[[ Source material, beginning ]]
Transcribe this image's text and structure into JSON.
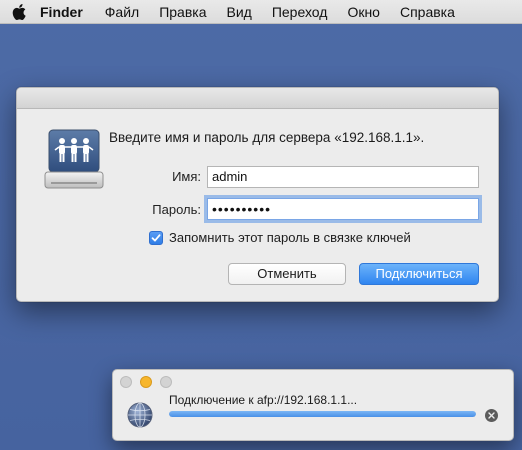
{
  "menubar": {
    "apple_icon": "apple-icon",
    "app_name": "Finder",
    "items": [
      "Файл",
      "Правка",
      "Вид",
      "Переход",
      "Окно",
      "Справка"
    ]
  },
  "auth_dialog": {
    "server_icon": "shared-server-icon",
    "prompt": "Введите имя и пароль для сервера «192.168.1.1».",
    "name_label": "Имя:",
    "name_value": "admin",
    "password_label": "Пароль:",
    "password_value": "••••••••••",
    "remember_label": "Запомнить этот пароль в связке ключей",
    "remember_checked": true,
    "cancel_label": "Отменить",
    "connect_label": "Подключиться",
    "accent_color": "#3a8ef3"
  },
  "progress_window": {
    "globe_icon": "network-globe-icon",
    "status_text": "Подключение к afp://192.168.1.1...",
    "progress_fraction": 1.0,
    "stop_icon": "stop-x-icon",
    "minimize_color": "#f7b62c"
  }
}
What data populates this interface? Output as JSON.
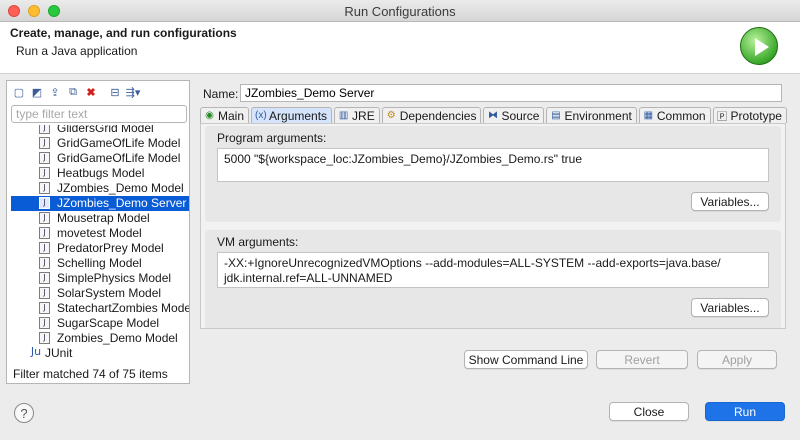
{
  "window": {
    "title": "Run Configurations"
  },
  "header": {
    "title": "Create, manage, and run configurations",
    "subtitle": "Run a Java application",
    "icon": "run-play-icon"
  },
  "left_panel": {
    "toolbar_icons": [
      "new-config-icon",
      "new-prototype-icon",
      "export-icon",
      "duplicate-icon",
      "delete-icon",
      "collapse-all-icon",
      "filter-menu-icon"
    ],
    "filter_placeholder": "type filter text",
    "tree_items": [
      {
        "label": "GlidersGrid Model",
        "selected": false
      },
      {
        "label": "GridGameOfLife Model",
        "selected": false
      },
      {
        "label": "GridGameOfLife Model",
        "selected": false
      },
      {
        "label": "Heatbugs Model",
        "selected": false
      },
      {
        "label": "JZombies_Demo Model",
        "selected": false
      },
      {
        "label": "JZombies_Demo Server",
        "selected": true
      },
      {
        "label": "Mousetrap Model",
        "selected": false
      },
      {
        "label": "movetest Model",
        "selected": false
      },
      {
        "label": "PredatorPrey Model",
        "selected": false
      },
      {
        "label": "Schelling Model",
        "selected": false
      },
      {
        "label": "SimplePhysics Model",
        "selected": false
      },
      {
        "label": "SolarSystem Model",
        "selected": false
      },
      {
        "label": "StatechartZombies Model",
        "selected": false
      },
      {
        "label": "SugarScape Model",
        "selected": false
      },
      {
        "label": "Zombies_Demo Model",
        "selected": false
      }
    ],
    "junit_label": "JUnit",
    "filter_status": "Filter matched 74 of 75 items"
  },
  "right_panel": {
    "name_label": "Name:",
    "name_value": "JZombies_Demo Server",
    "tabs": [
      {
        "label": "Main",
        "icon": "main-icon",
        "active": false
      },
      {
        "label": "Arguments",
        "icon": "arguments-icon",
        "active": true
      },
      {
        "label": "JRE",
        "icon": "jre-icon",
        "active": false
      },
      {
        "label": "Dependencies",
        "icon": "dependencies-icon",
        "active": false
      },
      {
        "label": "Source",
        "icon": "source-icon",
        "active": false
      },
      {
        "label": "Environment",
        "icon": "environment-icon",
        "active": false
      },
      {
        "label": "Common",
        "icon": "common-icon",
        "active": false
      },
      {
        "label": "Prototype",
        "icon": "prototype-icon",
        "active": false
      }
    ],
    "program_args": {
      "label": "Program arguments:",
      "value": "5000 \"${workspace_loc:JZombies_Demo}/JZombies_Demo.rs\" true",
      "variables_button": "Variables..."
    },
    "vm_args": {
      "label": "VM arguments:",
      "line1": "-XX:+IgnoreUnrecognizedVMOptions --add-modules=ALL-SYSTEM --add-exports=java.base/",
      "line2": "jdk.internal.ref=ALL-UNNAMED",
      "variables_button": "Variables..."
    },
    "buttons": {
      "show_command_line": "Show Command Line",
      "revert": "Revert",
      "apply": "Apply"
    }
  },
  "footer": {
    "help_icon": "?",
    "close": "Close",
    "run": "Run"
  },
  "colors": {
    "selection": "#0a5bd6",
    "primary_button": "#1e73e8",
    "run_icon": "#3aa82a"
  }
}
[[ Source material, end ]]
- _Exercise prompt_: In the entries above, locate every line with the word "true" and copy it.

- _Answer_:
    "remember_checked": true,
        "selected": true
        "active": true
      "value": "5000 \"${workspace_loc:JZombies_Demo}/JZombies_Demo.rs\" true",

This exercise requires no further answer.